But her mistreatment at the hands of the staff forces Donahue to intervene. He becomes her knight in well-tailored armor, giving her room, board and spending money while thoroughly cleaning out the staff who were much too willing to harass and abuse one of their colleagues. He also pays for her passage back home and even provides her with chaperons for the journey.
While they are both waiting for that journey to take place, however, they have time. Perhaps a little too much of it. More than enough time to discover that they LIKE each other. Not just that they are attracted to each other, but that they are developing a friendship along with possibly more.
Which they don’t have quite enough time to be sure of – at least not if they’re being sensible. And then there’s that odious toad waiting back in New York to claim Callista as payment of her father’s debts.
Donahue has always been sober and sensible – but this is looking like the one time in his life when he’ll be much better served if he throws caution to the winds.
Escape Rating B: Mr. Donahue’s Total Surrender is a light and frothy historical romance with just enough dark undertones to keep the reader – and the characters – on their toes.

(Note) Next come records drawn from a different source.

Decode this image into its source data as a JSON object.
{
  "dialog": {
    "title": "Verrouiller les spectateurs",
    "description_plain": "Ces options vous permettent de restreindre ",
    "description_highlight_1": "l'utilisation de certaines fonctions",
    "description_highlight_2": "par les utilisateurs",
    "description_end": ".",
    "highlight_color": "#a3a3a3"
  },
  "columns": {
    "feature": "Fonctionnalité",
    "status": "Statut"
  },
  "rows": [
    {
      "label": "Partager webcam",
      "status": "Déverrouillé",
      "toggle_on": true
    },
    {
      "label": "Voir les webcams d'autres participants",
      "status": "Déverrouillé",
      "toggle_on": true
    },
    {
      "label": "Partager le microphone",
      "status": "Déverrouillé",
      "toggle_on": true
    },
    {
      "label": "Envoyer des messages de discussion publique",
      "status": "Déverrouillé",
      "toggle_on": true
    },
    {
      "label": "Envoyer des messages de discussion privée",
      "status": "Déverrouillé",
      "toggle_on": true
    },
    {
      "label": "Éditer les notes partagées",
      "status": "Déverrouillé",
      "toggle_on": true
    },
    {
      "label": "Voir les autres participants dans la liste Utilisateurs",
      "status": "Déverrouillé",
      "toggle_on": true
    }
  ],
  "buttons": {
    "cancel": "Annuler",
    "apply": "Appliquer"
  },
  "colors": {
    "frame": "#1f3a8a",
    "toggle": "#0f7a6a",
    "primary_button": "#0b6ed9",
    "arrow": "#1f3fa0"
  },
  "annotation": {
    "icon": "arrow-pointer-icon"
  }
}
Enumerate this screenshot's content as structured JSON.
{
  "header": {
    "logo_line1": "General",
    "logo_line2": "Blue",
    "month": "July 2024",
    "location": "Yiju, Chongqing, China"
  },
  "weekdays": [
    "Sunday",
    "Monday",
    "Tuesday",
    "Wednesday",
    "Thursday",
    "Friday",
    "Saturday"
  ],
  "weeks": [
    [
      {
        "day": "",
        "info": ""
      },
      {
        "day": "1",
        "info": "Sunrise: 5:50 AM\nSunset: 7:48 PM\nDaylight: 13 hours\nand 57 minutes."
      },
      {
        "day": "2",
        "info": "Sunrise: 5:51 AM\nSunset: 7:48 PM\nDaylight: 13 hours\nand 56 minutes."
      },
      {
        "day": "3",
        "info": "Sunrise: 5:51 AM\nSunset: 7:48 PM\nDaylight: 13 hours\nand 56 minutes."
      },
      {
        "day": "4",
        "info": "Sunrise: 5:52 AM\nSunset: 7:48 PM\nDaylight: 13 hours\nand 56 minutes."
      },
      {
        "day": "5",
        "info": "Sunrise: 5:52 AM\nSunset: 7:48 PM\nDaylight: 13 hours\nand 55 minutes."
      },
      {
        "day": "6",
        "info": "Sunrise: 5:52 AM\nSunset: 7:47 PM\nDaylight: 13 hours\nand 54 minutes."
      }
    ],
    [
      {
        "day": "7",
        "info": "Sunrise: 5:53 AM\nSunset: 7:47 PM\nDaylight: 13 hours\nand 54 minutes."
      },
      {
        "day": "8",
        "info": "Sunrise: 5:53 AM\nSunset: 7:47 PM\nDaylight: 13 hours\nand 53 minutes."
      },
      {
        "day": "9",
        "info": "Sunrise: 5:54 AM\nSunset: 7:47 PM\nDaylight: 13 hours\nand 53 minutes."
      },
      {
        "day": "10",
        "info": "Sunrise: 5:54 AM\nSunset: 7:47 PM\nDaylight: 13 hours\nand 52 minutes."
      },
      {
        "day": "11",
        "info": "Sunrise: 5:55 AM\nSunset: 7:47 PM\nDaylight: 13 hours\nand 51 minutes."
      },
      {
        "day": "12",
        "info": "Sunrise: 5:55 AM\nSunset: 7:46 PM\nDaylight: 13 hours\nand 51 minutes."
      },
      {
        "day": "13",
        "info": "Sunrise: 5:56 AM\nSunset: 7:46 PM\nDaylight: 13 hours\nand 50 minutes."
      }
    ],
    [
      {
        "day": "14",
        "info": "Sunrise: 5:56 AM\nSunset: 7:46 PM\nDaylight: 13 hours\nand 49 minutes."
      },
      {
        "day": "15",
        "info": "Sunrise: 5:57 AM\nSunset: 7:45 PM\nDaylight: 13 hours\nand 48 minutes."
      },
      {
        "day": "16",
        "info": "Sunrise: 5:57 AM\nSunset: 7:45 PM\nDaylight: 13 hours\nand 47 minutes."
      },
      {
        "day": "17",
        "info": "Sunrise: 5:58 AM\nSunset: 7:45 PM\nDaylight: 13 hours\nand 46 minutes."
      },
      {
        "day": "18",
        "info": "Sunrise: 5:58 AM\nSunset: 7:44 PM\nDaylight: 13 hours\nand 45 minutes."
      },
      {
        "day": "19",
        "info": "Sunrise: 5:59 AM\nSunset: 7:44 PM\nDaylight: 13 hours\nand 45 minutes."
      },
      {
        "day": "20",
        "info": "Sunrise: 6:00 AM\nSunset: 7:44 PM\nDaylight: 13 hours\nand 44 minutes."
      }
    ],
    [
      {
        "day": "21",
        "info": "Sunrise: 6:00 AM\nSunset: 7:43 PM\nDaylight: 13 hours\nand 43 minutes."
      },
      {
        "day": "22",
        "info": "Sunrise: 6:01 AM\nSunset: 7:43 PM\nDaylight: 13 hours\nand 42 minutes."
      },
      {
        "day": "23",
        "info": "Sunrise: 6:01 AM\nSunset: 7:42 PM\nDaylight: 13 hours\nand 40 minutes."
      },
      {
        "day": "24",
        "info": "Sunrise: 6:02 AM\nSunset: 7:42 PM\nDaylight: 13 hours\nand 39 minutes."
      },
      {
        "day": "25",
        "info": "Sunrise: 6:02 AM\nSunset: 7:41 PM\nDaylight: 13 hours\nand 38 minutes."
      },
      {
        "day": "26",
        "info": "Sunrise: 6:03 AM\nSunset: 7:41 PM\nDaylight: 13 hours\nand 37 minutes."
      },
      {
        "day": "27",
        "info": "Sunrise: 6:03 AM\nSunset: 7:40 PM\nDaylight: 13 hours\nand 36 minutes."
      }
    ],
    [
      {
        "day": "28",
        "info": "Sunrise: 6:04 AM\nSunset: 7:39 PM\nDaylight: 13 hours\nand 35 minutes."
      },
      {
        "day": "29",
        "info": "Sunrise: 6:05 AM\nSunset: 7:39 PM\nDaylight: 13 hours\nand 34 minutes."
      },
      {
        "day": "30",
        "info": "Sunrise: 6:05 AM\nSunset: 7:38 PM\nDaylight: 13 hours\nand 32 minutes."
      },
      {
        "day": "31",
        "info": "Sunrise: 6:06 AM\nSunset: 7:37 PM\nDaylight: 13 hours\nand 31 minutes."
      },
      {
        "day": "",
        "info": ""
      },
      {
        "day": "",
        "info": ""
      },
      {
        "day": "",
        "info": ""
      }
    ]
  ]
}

One of the things I really enjoyed about this story is that it is a romance of thoughts and feelings and not body parts. Some of that is the period in which it is set, but I loved the way that the protagonists fall in love through spending time together, talking with each other, and just enjoying each other’s company. I did feel the romance, and we did see them fall for each other, but they’re not using sex to cement the relationship and that worked well.
I also liked that Donahue is someone who works for a living. Not that he isn’t rich, and not that his family didn’t give him a damn good start with education and money, but he’s not among the idle rich. We’re seeing more of that in historical romance and I like the trend very much.
The thing that kept this book from being a grade A read instead of a B has to do with comeuppances. There weren’t nearly enough of them. There are several circumstances in the story with villains. Not just the staff of the hotel who harass and abuse Callista, but also a titled brother and sister who are just awful and, top of the ugly pile, the odious schemer who hatched the plan to force Callista to marry him. He’s slime. The hotel staff do get their just desserts, but that was too easy. I would want to see the sour expressions on the part of those awful siblings at the wedding, and I especially wanted to know that Mr. Odious New York got at least a sliver of what should be coming to him. That we don’t discover what happened to him or even just his reaction at getting thwarted felt like a missed opportunity for a bit of catharsis.
But I had a ball – even if there is no actual ball – with Mr. Donahue, Miss Faulkner, and their total surrender to each other.